  • Conditions:
    First, and most important, in what seasons, conditions, and terrain will you use your tent, tarp, or hammock? Choose a shelter that can handle the conditions you expect to encounter (rain, snow, wind, heat, humidity, biting insects, an energetic scout troop), but don’t buy more tent than you truly need, and don’t expect one tent to do it all.
  • Capacity:
    Tents are typically classified by sleeping capacity (i.e. one-person, two-person, etc). However, a tent's stated sleeping capacity usually does not include much (or any) space for your gear and there’s no sizing standard between tent manufacturers. Some users size up.
  • Livability:
    Will you use the tent as a basecamp or is it an emergency shelter only? To determine if you and your gear will fit, look at the shelter’s dimensions, including floor and vestibule square areas, height and headroom (including at the sides), plus the number and placement of doors, gear lofts, and pockets, to assess personal livability, comfort, and footprint.
  • Weight and Packed Size:
    If you’ll be backpacking, climbing, cycling, or otherwise carrying that shelter, consider its weight, packed size (and your pack it needs to fit in), and its space-to-weight ratio before automatically opting for the bigger tent. Paddlers and car campers have more room to work with, but everyone should consider how the tent and its parts pack up for stowage.
  • Design:
    Tents come in various designs. Freestanding tents can stand alone without stakes or guy lines and can be easily moved or have dirt and other debris shaken out without being disassembled, though they still need to be staked out. Rounded, geodesic domes are stable and able to withstand heavy snow loads and wind. Tunnel tents are narrow and rectangular, and large family cabin tents are best for warm-weather campground outings.

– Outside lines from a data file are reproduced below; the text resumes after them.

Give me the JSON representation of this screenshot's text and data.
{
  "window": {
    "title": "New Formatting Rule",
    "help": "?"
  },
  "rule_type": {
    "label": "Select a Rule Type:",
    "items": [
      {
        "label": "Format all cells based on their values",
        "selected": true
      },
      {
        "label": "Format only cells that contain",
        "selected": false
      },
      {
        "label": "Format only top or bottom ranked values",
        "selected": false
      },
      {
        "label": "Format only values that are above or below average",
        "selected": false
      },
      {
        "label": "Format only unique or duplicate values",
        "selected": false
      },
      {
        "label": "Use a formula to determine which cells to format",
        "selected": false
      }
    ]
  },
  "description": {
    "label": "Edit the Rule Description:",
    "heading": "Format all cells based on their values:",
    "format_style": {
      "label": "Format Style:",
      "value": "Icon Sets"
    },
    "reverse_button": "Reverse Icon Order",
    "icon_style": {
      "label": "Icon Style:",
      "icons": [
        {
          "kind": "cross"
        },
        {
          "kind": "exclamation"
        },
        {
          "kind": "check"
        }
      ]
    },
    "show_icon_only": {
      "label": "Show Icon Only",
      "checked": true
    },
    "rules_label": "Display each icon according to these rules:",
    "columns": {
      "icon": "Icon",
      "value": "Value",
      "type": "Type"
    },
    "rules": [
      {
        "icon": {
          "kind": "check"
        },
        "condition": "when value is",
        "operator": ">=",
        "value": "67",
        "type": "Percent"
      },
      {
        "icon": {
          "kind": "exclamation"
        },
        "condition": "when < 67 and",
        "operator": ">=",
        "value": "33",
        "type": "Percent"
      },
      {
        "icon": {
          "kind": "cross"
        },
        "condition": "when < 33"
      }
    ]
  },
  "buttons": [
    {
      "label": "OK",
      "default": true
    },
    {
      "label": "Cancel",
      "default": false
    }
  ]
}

  • Other features and specs to consider include single versus double-wall, ease of setup, stability, weather resistance, ventilation, , and any noteworthy features.
  • Read more in our guide to tents.